12(b)(6) requires a complaint “contain sufficient
factual matter, accepted as true, to state a claim to relief
that is plausible on its face.” Ashcroft v.
Iqbal, 556 U.S. 662, 678 (2009) (internal quotation
marks omitted); Wilhelm, 680 F.3d at 1121.
factual allegations are not required, but “[t]hreadbare
recitals of the elements of a cause of action, supported by
mere conclusory statements, do not suffice.”
Iqbal, 556 U.S. at 678. “Determining whether a
complaint states a plausible claim for relief [is] . . . a
context-specific task that requires the reviewing court to
draw on its judicial experience and common sense.”
Id. The “mere possibility of misconduct”
or “unadorned, the defendant-unlawfully-harmed me
accusation[s]” fall short of meeting this plausibility
standard. Id.; see also Moss v. U.S. Secret
Service, 572 F.3d 962, 969 (9th Cir. 2009).
Plaintiff's Factual Allegations
alleges that over the course of several days in October 2017,
he told correctional officers and other staff at RJD that he
was experiencing chest pains. (See Compl. at 5-10.)
These complaints were shared with Defendants Shepard, Legge,
Rodriguez, and Hampton, all of whom are correctional
officers, as well as with Defendant Erica Gayle, a doctor,
and Defendants Sierra Ramirez and Richard Jumba, described
variously as psychologists or psychology technicians
(collectively, the “Staff Defendants”). (See
Id. at 5-7.) During this period, Plaintiff also
allegedly received medical records from earlier in the month
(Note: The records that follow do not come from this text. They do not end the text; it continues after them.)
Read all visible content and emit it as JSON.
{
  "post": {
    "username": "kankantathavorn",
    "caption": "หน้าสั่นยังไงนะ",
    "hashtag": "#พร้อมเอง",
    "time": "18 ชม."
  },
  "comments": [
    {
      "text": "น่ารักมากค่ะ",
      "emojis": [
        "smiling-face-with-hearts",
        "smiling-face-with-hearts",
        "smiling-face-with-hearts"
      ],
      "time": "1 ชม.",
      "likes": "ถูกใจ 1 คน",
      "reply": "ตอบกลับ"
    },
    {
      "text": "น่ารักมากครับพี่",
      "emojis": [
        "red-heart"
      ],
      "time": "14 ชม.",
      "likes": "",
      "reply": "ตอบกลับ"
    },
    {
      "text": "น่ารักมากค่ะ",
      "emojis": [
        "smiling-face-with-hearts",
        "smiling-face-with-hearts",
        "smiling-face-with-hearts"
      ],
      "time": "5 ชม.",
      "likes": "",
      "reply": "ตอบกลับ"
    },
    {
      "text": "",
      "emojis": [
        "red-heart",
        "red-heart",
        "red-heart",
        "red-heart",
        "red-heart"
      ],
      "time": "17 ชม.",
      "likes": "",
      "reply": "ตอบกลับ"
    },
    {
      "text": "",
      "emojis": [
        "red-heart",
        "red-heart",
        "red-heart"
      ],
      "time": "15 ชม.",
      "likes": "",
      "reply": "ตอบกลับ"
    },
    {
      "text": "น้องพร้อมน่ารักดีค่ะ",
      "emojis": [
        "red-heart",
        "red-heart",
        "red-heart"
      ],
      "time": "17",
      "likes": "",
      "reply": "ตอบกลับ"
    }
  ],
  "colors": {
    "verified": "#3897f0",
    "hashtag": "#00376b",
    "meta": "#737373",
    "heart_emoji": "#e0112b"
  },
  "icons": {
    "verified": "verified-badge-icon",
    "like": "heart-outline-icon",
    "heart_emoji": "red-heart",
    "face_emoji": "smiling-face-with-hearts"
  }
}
indicating that he had a heart condition. (See Id.
at 5.) Despite his claimed chest pains and documented heart
condition, Plaintiff contends ...